Trailers From Hell keeps on bringing it too. I loved Piranha 3D. Alexandre Aja answers the Cramps’ question ‘How Far Is Too Far?’ with a Gallic shrug and just turns more and more teens into mincemeat. the propeller scalping was a work-of-art and while it’s a remake of Joe Dante’s (who started Trailers From Hell in the first place) ‘Piranha,’ I think there’s a substantial influence from the ultimate Roger Corman production—the gloriously named ‘Humanoids From the Deep.’ It’s one of the most distasteful films I ever saw, yet it delivers on female nudity, splatter and absolute mayhem, forsaking plot for relentless limb tearing. If you want more of a sell-in on this b-movie masterpiece from the fantastic New World stable, Mick Garris commentates on the trailer here. Rape monsters aren’t to all tastes, but it’s too relentlessly trashy for me to sit back and ponder the non-PC nature of the production. Doug McClure—who inspired Troy McClure—has a substantial role too. Slime, Doug and exploding bellies. What more can I say?

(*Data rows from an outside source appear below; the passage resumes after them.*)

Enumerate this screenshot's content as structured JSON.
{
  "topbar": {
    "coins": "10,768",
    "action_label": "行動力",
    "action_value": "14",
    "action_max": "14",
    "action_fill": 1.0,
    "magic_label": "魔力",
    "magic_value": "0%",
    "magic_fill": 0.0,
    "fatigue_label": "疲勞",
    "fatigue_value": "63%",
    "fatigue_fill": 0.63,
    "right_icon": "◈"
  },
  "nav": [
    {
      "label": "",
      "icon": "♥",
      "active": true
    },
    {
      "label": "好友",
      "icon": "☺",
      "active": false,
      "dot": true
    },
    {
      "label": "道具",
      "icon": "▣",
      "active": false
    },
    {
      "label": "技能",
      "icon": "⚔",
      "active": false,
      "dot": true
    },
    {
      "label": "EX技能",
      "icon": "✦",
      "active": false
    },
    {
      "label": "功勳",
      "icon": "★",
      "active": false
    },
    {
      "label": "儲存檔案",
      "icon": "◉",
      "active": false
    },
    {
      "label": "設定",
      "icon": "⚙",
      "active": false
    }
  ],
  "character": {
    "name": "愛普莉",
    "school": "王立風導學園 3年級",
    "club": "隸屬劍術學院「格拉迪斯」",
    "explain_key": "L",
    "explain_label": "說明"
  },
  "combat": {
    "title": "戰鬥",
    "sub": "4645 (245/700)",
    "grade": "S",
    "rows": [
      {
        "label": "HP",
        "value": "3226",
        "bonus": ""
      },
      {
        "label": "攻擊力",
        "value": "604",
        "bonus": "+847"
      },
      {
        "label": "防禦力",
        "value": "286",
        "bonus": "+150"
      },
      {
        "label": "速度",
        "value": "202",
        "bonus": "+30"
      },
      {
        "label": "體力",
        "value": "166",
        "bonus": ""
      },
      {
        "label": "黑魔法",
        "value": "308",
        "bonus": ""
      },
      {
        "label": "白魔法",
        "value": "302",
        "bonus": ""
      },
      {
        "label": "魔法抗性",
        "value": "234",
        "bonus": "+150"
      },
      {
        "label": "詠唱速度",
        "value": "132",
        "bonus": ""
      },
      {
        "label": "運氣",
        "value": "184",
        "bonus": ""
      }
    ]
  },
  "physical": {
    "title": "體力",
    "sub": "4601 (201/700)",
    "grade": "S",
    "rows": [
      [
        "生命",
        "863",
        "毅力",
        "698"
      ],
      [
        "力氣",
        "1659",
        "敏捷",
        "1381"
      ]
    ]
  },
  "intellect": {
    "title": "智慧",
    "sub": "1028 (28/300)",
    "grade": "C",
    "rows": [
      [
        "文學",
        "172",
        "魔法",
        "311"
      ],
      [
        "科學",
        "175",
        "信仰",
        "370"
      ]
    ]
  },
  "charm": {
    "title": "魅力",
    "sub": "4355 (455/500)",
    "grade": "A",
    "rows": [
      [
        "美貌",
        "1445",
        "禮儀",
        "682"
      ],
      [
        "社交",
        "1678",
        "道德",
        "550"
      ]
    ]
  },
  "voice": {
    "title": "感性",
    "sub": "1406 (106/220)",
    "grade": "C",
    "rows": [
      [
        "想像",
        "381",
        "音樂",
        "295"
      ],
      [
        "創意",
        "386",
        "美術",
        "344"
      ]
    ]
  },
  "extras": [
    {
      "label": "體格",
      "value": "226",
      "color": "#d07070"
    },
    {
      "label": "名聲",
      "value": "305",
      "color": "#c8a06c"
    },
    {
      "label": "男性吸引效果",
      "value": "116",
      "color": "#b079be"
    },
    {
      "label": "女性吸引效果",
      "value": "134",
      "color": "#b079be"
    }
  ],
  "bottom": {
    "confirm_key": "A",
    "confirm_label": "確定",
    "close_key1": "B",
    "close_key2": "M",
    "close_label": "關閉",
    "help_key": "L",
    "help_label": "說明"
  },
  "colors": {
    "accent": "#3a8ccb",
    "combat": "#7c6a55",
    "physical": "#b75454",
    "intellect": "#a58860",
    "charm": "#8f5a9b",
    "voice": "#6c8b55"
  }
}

From initial reactions, I’m not convinced by Sneakerpedia—it’s not the exhaustive nerd search engine I’d been hunting for. At all. Woody upped the ante with his Sneaker Museum site, which at present, appeals to my personal level of strangeness (I need all those Air Apparent colourways—did they all make production?) but at least, via Foot Locker folks, I got to talk to Bobbito about his mysterious gold swoosh AF1 highs from the Source feature back in 1991 yesterday for Crooked. Check it out here. Bob is a good guy.